Despite his virtual exclusion from any sort of Most Valuable Player discussion, Bryant has actually managed to improve in a number of ways. Sure, there are a couple of aspects in which he’s taken a modest step back, but overall, we’re still talking about a player that ranks at or near the top of the third base category in a number of ways on the offensive side of things. In fact, as far as his Off rating alone is concerned, Bryant ranks at the top of the 26 qualifying players at the hot corner, with his park-adjusted offense coming in at a 142 mark that trails only Justin Turner. Turner is also the only player that bests Bryant in reaching base overall, as Bryant has posted a .402 mark to date that has been the result of some adjustments he made over the course of last year’s offseason.
Life with the Cincinnati Reds isn’t always the easiest when you’re a standout player. Just ask Joey Votto, a player who doesn’t get anywhere near the credit he deserves for being perhaps the largest on-base threat over the last five or so years. Eugenio Suarez falls into a similar category as far as the element of neglect is concerned. Not only has his August been better than any other individual at the hot corner, but he’s spinning those numbers into another extremely effective campaign as a followup to what was already a career year in 2016.
The last 30 days have been particularly remarkable for Suarez. He leads the position in WAR over that time, but is also leading (or ranking near the top of the pack) in several other essential offensive categories. He’s third in batting average (.349) and reaching base at a .491 clip that’s easily the best among the 28 qualifying players over that span. He’s reaching base in almost half of his 110 plate appearances thus far in the past month. As such, there are some pretty interesting developments that have taken place that lend themselves to the current intrigue surrounding Suarez.
How long did you think you were going to get away with this column not being devoted to Jake Lamb in a given week? Regardless, as I listened to the hyperbolic Arizona sports radio throughout this week, Lamb represented a focal point.

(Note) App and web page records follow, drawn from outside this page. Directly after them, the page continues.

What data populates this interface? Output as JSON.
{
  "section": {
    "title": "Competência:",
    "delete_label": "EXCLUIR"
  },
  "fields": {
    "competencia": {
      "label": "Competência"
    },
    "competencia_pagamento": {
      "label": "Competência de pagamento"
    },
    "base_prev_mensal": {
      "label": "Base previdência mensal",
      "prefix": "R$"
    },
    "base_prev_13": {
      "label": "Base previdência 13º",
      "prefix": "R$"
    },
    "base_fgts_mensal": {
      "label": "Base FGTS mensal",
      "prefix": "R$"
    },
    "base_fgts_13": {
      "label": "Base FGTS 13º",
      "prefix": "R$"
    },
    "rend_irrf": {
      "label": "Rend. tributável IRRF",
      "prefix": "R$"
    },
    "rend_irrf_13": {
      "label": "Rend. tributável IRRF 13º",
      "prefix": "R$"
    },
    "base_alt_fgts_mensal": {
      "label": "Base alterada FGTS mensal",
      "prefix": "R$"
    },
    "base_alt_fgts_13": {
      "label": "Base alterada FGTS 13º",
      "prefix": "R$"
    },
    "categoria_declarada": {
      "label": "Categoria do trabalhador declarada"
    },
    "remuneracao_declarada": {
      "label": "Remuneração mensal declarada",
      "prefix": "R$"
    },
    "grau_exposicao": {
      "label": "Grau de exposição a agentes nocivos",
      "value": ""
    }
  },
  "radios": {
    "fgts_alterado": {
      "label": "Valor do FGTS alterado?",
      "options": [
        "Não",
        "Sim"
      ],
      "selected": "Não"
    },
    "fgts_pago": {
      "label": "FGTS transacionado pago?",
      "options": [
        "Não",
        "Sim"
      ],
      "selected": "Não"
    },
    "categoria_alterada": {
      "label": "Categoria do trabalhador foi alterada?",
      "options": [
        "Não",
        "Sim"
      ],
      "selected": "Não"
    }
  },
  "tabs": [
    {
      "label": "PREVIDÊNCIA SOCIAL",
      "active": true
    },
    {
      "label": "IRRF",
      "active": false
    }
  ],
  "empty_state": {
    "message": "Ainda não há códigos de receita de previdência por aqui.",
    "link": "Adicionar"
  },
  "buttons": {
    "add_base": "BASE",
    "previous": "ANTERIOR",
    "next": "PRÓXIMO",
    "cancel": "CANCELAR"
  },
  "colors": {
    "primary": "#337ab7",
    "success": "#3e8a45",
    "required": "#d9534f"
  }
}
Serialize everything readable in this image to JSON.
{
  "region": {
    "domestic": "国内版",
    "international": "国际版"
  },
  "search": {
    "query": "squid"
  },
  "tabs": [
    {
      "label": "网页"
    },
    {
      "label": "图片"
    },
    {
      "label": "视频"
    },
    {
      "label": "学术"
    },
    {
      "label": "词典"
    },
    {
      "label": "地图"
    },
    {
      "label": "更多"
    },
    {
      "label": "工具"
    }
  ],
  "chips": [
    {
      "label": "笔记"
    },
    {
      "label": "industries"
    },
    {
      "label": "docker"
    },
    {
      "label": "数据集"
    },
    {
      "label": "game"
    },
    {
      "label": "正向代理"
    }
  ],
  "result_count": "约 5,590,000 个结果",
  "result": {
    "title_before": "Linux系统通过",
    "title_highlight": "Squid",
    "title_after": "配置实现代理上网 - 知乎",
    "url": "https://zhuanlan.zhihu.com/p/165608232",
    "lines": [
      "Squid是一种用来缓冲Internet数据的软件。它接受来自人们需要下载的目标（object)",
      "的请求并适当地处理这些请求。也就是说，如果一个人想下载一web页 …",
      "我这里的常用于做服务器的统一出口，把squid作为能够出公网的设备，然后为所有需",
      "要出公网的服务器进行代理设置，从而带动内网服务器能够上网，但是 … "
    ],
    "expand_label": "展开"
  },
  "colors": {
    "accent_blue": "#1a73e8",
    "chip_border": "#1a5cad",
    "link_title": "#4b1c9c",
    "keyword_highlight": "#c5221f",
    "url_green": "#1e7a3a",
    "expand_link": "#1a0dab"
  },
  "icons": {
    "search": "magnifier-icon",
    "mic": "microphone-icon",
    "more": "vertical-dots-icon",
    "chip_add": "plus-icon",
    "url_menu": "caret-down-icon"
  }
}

With the Diamondbacks hitting the strugglebus since just before the second half of the season began, Lamb was a target for the talking heads, despite this particular instance of discussion taking place a day after he went 3-for-4 against the Chicago Cubs.
With that in mind, it’s probably important to note that there is nothing wrong with Jake Lamb. At least not now.
With the Oakland Athletics deciding to dispatch of seemingly any and all of their near bottom-of-the-barrel veterans, that has made way for some intriguing young talent to grace the tattered remains of the Oakland–Alameda County Coliseum. The trade of Trevor Plouffe, and subsequent realization of Ryon Healy’s relative uselessness on defense, has opened up the door for Matt Chapman, who could potentially serve as an impact piece for Oakland to also trade farther on down the line. For now, though, his ability to make an impact at the plate is starting to make him a relatively intriguing commodity in the home stretch, even if his numbers don’t necessarily indicate it.
In fact, Chapman’s numbers through almost 140 plate appearances are relatively paltry in general. His slash features a .223 average, while he’s reaching base at a clip of just .304. Not working in his favor are a BABIP of just .267 and a strikeout rate up near 30%. However, his OPS (.800) and ISO (.273) indicate that his bat has been a bit more impactful than some of the other figures would tend to indicate.
Actually, in the most general sense possible, hits of the extra base variety have sort of become Chapman’s specialty throughout his brief time at the Major League level, far more than any other hit type that finds its way onto the stat sheet.